** Supplied data follows **
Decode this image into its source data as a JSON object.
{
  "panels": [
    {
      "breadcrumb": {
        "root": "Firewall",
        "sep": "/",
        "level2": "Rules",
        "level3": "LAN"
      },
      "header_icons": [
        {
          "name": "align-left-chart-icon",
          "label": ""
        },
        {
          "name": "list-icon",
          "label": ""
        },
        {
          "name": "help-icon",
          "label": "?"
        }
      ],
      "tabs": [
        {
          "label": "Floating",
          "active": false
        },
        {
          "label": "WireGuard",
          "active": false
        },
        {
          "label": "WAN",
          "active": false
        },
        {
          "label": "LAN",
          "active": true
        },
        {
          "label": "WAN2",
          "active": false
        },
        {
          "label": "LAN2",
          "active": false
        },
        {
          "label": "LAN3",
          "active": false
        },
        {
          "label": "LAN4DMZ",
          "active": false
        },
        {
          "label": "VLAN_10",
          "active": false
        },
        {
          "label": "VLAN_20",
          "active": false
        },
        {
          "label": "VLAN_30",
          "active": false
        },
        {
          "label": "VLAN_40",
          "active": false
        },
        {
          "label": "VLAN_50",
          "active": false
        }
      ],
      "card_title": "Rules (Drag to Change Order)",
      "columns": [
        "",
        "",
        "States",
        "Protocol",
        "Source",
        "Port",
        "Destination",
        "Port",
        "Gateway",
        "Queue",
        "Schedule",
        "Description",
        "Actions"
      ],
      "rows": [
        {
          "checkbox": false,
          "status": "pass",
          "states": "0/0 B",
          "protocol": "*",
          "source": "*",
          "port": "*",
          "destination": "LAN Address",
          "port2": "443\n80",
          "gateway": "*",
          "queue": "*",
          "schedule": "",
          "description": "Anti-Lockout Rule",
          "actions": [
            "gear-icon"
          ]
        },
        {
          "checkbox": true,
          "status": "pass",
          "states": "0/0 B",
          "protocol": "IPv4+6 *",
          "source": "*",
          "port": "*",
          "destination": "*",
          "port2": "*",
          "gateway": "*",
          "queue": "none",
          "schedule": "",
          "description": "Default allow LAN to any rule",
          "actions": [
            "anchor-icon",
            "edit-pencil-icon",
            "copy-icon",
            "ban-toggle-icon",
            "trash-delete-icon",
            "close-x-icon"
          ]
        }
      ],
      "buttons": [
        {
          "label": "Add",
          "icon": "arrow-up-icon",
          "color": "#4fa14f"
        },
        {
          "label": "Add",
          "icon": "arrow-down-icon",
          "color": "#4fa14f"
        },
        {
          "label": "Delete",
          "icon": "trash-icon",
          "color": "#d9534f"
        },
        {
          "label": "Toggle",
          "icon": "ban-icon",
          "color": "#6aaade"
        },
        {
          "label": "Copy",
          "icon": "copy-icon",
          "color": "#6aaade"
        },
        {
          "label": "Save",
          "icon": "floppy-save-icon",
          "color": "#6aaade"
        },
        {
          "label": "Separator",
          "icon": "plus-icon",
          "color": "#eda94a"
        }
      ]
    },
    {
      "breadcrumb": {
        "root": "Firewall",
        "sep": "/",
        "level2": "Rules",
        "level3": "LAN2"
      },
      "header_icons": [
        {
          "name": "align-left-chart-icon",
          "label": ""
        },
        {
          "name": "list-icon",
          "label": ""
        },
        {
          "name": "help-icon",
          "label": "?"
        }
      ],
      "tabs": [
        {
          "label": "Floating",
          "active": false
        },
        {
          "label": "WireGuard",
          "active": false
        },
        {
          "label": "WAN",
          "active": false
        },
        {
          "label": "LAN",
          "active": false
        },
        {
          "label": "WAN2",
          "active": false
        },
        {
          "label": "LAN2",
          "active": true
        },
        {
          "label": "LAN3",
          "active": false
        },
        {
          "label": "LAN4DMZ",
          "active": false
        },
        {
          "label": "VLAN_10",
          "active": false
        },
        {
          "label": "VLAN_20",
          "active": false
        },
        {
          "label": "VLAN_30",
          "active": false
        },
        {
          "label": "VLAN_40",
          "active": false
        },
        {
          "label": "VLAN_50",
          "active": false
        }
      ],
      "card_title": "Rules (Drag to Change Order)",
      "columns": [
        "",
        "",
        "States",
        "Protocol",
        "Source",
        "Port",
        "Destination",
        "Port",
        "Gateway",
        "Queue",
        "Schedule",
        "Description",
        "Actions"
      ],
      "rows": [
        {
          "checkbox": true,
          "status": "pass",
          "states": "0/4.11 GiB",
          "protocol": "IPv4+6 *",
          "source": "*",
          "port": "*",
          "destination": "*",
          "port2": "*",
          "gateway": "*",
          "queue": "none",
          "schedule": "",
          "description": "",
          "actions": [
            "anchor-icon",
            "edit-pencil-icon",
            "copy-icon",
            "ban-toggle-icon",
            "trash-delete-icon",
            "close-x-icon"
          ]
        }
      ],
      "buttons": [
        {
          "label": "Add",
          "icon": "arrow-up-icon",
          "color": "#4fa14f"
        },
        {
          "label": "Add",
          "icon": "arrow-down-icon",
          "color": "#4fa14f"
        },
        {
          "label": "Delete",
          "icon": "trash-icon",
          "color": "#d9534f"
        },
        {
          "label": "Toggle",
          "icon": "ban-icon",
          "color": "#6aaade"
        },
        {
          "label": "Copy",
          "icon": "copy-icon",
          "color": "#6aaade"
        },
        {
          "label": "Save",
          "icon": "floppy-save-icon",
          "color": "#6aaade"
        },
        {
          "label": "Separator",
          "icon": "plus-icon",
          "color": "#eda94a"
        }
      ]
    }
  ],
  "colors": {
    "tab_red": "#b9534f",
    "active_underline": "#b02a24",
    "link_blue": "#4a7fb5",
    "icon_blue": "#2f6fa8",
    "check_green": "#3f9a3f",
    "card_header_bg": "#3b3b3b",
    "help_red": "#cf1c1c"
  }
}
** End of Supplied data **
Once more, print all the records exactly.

• Task response:
Decode this image into its source data as a JSON object.
{
  "panels": [
    {
      "breadcrumb": {
        "root": "Firewall",
        "sep": "/",
        "level2": "Rules",
        "level3": "LAN"
      },
      "header_icons": [
        {
          "name": "align-left-chart-icon",
          "label": ""
        },
        {
          "name": "list-icon",
          "label": ""
        },
        {
          "name": "help-icon",
          "label": "?"
        }
      ],
      "tabs": [
        {
          "label": "Floating",
          "active": false
        },
        {
          "label": "WireGuard",
          "active": false
        },
        {
          "label": "WAN",
          "active": false
        },
        {
          "label": "LAN",
          "active": true
        },
        {
          "label": "WAN2",
          "active": false
        },
        {
          "label": "LAN2",
          "active": false
        },
        {
          "label": "LAN3",
          "active": false
        },
        {
          "label": "LAN4DMZ",
          "active": false
        },
        {
          "label": "VLAN_10",
          "active": false
        },
        {
          "label": "VLAN_20",
          "active": false
        },
        {
          "label": "VLAN_30",
          "active": false
        },
        {
          "label": "VLAN_40",
          "active": false
        },
        {
          "label": "VLAN_50",
          "active": false
        }
      ],
      "card_title": "Rules (Drag to Change Order)",
      "columns": [
        "",
        "",
        "States",
        "Protocol",
        "Source",
        "Port",
        "Destination",
        "Port",
        "Gateway",
        "Queue",
        "Schedule",
        "Description",
        "Actions"
      ],
      "rows": [
        {
          "checkbox": false,
          "status": "pass",
          "states": "0/0 B",
          "protocol": "*",
          "source": "*",
          "port": "*",
          "destination": "LAN Address",
          "port2": "443\n80",
          "gateway": "*",
          "queue": "*",
          "schedule": "",
          "description": "Anti-Lockout Rule",
          "actions": [
            "gear-icon"
          ]
        },
        {
          "checkbox": true,
          "status": "pass",
          "states": "0/0 B",
          "protocol": "IPv4+6 *",
          "source": "*",
          "port": "*",
          "destination": "*",
          "port2": "*",
          "gateway": "*",
          "queue": "none",
          "schedule": "",
          "description": "Default allow LAN to any rule",
          "actions": [
            "anchor-icon",
            "edit-pencil-icon",
            "copy-icon",
            "ban-toggle-icon",
            "trash-delete-icon",
            "close-x-icon"
          ]
        }
      ],
      "buttons": [
        {
          "label": "Add",
          "icon": "arrow-up-icon",
          "color": "#4fa14f"
        },
        {
          "label": "Add",
          "icon": "arrow-down-icon",
          "color": "#4fa14f"
        },
        {
          "label": "Delete",
          "icon": "trash-icon",
          "color": "#d9534f"
        },
        {
          "label": "Toggle",
          "icon": "ban-icon",
          "color": "#6aaade"
        },
        {
          "label": "Copy",
          "icon": "copy-icon",
          "color": "#6aaade"
        },
        {
          "label": "Save",
          "icon": "floppy-save-icon",
          "color": "#6aaade"
        },
        {
          "label": "Separator",
          "icon": "plus-icon",
          "color": "#eda94a"
        }
      ]
    },
    {
      "breadcrumb": {
        "root": "Firewall",
        "sep": "/",
        "level2": "Rules",
        "level3": "LAN2"
      },
      "header_icons": [
        {
          "name": "align-left-chart-icon",
          "label": ""
        },
        {
          "name": "list-icon",
          "label": ""
        },
        {
          "name": "help-icon",
          "label": "?"
        }
      ],
      "tabs": [
        {
          "label": "Floating",
          "active": false
        },
        {
          "label": "WireGuard",
          "active": false
        },
        {
          "label": "WAN",
          "active": false
        },
        {
          "label": "LAN",
          "active": false
        },
        {
          "label": "WAN2",
          "active": false
        },
        {
          "label": "LAN2",
          "active": true
        },
        {
          "label": "LAN3",
          "active": false
        },
        {
          "label": "LAN4DMZ",
          "active": false
        },
        {
          "label": "VLAN_10",
          "active": false
        },
        {
          "label": "VLAN_20",
          "active": false
        },
        {
          "label": "VLAN_30",
          "active": false
        },
        {
          "label": "VLAN_40",
          "active": false
        },
        {
          "label": "VLAN_50",
          "active": false
        }
      ],
      "card_title": "Rules (Drag to Change Order)",
      "columns": [
        "",
        "",
        "States",
        "Protocol",
        "Source",
        "Port",
        "Destination",
        "Port",
        "Gateway",
        "Queue",
        "Schedule",
        "Description",
        "Actions"
      ],
      "rows": [
        {
          "checkbox": true,
          "status": "pass",
          "states": "0/4.11 GiB",
          "protocol": "IPv4+6 *",
          "source": "*",
          "port": "*",
          "destination": "*",
          "port2": "*",
          "gateway": "*",
          "queue": "none",
          "schedule": "",
          "description": "",
          "actions": [
            "anchor-icon",
            "edit-pencil-icon",
            "copy-icon",
            "ban-toggle-icon",
            "trash-delete-icon",
            "close-x-icon"
          ]
        }
      ],
      "buttons": [
        {
          "label": "Add",
          "icon": "arrow-up-icon",
          "color": "#4fa14f"
        },
        {
          "label": "Add",
          "icon": "arrow-down-icon",
          "color": "#4fa14f"
        },
        {
          "label": "Delete",
          "icon": "trash-icon",
          "color": "#d9534f"
        },
        {
          "label": "Toggle",
          "icon": "ban-icon",
          "color": "#6aaade"
        },
        {
          "label": "Copy",
          "icon": "copy-icon",
          "color": "#6aaade"
        },
        {
          "label": "Save",
          "icon": "floppy-save-icon",
          "color": "#6aaade"
        },
        {
          "label": "Separator",
          "icon": "plus-icon",
          "color": "#eda94a"
        }
      ]
    }
  ],
  "colors": {
    "tab_red": "#b9534f",
    "active_underline": "#b02a24",
    "link_blue": "#4a7fb5",
    "icon_blue": "#2f6fa8",
    "check_green": "#3f9a3f",
    "card_header_bg": "#3b3b3b",
    "help_red": "#cf1c1c"
  }
}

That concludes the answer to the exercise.